> The task:
Give the entries again exactly, every one of them.

___ Exercise materials ___

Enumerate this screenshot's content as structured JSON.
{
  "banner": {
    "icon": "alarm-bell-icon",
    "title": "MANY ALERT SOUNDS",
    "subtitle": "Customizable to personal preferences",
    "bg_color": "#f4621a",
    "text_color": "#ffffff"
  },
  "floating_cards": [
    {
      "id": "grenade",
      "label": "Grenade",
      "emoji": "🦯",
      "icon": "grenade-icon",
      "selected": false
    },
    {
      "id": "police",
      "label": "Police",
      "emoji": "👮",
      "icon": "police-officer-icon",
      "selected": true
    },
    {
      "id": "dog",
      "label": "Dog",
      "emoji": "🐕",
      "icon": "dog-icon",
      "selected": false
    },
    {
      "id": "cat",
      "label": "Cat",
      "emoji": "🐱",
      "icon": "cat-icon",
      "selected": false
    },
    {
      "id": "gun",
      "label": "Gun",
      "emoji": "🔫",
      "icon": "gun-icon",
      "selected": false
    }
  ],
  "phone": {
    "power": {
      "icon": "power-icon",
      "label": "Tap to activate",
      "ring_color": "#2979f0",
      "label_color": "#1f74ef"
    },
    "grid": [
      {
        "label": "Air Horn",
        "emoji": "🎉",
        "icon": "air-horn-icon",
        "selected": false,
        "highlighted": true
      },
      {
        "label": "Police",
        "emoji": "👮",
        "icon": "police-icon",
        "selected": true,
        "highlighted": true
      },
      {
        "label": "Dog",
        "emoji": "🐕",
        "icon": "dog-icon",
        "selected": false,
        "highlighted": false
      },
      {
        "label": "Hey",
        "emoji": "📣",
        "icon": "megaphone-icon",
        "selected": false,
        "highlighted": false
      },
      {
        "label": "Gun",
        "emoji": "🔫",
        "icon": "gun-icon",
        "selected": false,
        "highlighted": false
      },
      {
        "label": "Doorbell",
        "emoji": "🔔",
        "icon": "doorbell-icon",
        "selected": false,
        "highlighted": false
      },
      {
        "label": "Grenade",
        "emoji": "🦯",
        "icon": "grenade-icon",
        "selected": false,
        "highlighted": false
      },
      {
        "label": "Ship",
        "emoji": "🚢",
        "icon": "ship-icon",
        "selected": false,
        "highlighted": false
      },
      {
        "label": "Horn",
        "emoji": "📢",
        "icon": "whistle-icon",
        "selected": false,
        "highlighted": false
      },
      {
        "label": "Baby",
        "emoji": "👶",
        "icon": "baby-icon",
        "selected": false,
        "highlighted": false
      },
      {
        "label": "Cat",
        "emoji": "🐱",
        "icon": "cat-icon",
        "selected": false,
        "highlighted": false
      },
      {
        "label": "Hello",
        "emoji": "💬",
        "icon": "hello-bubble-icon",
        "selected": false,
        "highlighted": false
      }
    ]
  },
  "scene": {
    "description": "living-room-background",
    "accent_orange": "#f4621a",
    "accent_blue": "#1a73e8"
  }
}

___

> Output:
Enumerate this screenshot's content as structured JSON.
{
  "banner": {
    "icon": "alarm-bell-icon",
    "title": "MANY ALERT SOUNDS",
    "subtitle": "Customizable to personal preferences",
    "bg_color": "#f4621a",
    "text_color": "#ffffff"
  },
  "floating_cards": [
    {
      "id": "grenade",
      "label": "Grenade",
      "emoji": "🦯",
      "icon": "grenade-icon",
      "selected": false
    },
    {
      "id": "police",
      "label": "Police",
      "emoji": "👮",
      "icon": "police-officer-icon",
      "selected": true
    },
    {
      "id": "dog",
      "label": "Dog",
      "emoji": "🐕",
      "icon": "dog-icon",
      "selected": false
    },
    {
      "id": "cat",
      "label": "Cat",
      "emoji": "🐱",
      "icon": "cat-icon",
      "selected": false
    },
    {
      "id": "gun",
      "label": "Gun",
      "emoji": "🔫",
      "icon": "gun-icon",
      "selected": false
    }
  ],
  "phone": {
    "power": {
      "icon": "power-icon",
      "label": "Tap to activate",
      "ring_color": "#2979f0",
      "label_color": "#1f74ef"
    },
    "grid": [
      {
        "label": "Air Horn",
        "emoji": "🎉",
        "icon": "air-horn-icon",
        "selected": false,
        "highlighted": true
      },
      {
        "label": "Police",
        "emoji": "👮",
        "icon": "police-icon",
        "selected": true,
        "highlighted": true
      },
      {
        "label": "Dog",
        "emoji": "🐕",
        "icon": "dog-icon",
        "selected": false,
        "highlighted": false
      },
      {
        "label": "Hey",
        "emoji": "📣",
        "icon": "megaphone-icon",
        "selected": false,
        "highlighted": false
      },
      {
        "label": "Gun",
        "emoji": "🔫",
        "icon": "gun-icon",
        "selected": false,
        "highlighted": false
      },
      {
        "label": "Doorbell",
        "emoji": "🔔",
        "icon": "doorbell-icon",
        "selected": false,
        "highlighted": false
      },
      {
        "label": "Grenade",
        "emoji": "🦯",
        "icon": "grenade-icon",
        "selected": false,
        "highlighted": false
      },
      {
        "label": "Ship",
        "emoji": "🚢",
        "icon": "ship-icon",
        "selected": false,
        "highlighted": false
      },
      {
        "label": "Horn",
        "emoji": "📢",
        "icon": "whistle-icon",
        "selected": false,
        "highlighted": false
      },
      {
        "label": "Baby",
        "emoji": "👶",
        "icon": "baby-icon",
        "selected": false,
        "highlighted": false
      },
      {
        "label": "Cat",
        "emoji": "🐱",
        "icon": "cat-icon",
        "selected": false,
        "highlighted": false
      },
      {
        "label": "Hello",
        "emoji": "💬",
        "icon": "hello-bubble-icon",
        "selected": false,
        "highlighted": false
      }
    ]
  },
  "scene": {
    "description": "living-room-background",
    "accent_orange": "#f4621a",
    "accent_blue": "#1a73e8"
  }
}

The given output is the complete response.